Heroux-Devtek bidding on new commercial landing gear deals
Firm bidding on new deals in effort to nearly double full-year revenues to $500 million within five years
MONTREAL—Heroux-Devtek Inc. says it is bidding on several contracts to supply landing gear for commercial aircraft, part of the Quebec-based aerospace company’s effort to nearly double its full-year revenues to $500 million within five years.
CEO Gilles Labbe was coy about specifics of the new contract opportunities, only saying they were for helicopters and other smaller types of aircraft.
Heroux-Devtek reported a profit of $3.3 million or nine cents per share for the quarter ended Sept. 30, up from $2.6 million or eight cents per share a year ago.
Revenue totalled $84.1 million in what was the company’s fiscal second quarter, up from $56.4 million a year ago due to a $23.5-million contribution from APPH Ltd., acquired in February, and a $1.5-million gain from the weaker Canadian dollar.
Excluding acquisition and restructuring costs, the company beat expectations with an adjusted profit of $3.8 million or 11 cents per share for the quarter, up from $2.8 million or nine cents per share in the prior year.
Heroux-Devtek was expected to earned 10 cents per share on $77.8 million of revenues, according to analysts polled by Thomson Reuters.
The company, based near Montreal in Longueuil, Que., makes landing gear and other aircraft equipment for both military and commercial aircraft.
It’s benefiting from the acquisition of APPH for $128 million and the ramp up of work for Boeing Co. and Embraer S.A., a Brazilian rival of Bombardier that makes a range of smaller passenger jets for commercial airlines.
Heroux-Devtek is also spending $90 million over two years, including $58 million this year, to build a plant in Cambridge, Ont., and equip several Canadian and American facilities with the tools to make full landing gears for the Boeing 777 and 777X—two large commercial passenger jets.
The company said it expects stable sales for the full year as gains in commercial aerospace will be offset by lower sales to the military aerospace market.

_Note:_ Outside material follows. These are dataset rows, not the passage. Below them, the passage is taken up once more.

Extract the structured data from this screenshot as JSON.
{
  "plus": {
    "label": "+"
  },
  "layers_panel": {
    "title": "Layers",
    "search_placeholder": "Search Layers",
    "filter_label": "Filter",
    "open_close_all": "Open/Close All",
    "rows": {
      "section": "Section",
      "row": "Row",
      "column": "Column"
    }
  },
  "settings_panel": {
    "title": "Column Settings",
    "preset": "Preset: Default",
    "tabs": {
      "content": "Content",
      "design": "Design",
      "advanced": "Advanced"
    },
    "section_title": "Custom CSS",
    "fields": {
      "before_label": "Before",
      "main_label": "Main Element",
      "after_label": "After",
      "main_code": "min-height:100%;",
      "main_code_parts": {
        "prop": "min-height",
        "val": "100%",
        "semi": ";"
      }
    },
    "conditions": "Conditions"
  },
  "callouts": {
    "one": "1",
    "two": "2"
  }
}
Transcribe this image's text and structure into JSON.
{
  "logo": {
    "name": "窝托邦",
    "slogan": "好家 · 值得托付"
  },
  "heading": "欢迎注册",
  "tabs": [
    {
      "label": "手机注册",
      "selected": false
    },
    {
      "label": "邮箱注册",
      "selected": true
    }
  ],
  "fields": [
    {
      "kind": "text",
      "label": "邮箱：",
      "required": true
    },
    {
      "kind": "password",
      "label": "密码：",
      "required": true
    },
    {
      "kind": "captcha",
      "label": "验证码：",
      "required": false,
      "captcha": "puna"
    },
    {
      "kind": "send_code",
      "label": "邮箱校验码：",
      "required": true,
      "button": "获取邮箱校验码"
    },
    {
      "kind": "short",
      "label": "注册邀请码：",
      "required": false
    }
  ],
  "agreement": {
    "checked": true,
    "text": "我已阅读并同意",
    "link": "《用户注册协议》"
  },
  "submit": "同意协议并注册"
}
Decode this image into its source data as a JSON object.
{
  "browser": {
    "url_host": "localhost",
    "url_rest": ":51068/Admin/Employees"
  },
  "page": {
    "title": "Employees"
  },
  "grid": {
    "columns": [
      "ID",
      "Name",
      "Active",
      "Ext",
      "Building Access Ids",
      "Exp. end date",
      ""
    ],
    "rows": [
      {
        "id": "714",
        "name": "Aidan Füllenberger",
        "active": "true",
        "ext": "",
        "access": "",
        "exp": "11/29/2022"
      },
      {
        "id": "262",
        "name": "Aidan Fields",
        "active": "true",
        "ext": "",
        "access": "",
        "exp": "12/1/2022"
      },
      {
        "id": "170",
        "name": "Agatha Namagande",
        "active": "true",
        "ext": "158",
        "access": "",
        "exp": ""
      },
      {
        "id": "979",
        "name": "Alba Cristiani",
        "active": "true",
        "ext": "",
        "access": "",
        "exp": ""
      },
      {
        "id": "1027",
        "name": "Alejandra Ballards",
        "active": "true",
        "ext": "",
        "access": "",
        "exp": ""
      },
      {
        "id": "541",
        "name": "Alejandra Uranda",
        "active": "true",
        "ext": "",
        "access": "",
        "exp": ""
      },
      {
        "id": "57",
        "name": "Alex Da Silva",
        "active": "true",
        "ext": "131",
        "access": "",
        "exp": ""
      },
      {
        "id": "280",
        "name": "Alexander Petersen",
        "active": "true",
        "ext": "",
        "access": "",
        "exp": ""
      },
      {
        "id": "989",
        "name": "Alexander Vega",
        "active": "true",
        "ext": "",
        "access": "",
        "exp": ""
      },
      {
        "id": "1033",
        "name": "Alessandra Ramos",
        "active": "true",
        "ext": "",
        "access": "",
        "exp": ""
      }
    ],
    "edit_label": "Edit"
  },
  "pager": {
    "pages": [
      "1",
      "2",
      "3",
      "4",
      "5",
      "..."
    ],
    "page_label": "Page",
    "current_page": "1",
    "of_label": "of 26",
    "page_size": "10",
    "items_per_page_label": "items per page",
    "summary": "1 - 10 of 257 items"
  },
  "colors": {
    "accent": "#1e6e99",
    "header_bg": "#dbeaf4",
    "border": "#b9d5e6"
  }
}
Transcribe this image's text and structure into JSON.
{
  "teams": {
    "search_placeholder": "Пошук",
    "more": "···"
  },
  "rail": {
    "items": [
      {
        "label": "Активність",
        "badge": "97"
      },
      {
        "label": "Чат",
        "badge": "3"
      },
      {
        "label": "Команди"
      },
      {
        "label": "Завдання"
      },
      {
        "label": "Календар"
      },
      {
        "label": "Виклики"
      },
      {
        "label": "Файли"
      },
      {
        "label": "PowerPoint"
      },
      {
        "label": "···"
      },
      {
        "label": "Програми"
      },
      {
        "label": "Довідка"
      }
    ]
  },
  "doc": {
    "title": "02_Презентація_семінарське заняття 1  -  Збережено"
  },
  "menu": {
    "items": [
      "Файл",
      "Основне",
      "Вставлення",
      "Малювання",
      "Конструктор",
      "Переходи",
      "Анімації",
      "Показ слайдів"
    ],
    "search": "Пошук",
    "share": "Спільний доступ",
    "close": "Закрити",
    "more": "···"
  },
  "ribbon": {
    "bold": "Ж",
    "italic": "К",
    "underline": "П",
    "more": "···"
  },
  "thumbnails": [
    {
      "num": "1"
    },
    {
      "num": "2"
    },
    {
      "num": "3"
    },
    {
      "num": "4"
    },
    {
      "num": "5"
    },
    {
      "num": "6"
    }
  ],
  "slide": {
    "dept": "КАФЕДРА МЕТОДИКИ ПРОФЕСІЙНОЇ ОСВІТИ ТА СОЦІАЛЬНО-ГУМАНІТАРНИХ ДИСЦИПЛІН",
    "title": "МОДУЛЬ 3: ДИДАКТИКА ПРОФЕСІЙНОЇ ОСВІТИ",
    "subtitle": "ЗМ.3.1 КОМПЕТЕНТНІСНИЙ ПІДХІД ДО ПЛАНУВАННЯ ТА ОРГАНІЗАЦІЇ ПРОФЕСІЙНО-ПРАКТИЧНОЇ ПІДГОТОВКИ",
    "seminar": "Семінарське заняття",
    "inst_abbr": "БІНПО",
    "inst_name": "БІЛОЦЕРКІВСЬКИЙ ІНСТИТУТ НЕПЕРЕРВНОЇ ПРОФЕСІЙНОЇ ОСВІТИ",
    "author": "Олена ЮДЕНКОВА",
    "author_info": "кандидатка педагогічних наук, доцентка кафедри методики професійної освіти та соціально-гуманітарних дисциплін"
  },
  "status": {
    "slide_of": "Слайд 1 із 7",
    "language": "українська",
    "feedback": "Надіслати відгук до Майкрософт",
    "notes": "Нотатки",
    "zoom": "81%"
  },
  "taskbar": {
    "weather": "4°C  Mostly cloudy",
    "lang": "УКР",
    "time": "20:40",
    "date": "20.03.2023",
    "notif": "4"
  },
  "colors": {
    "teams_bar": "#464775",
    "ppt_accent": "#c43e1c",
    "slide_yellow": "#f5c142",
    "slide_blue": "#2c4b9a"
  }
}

But with the civil aerospace market for commercial and business aircraft growing, Labbe said the company can achieve its $500-million sales target, despite ongoing military budget challenges.
“This objective can be achieved without further acquisitions,” Labbe told analysts.
During the quarter, commercial aerospace sales increased 39 per cent to $37.5 million due to the contribution from APPH, higher production rates for the Boeing 777 and 787 aircraft and the entry into production of the Embraer Legacy 450/500.
Military sales reached $46.6 million, up 58.6 per cent due to APPH and higher sales volumes on the F-35 Joint Strike Fighter and CH-47 helicopter programs.
Analyst Cameron Doerksen of National Bank Financial said the results were positive and support the company’s long-term revenue target.
“We also expect margin improvement as volumes increase as new proprietary programs ramp up production and as the company fully integrates the APPH operations,” he wrote in a report.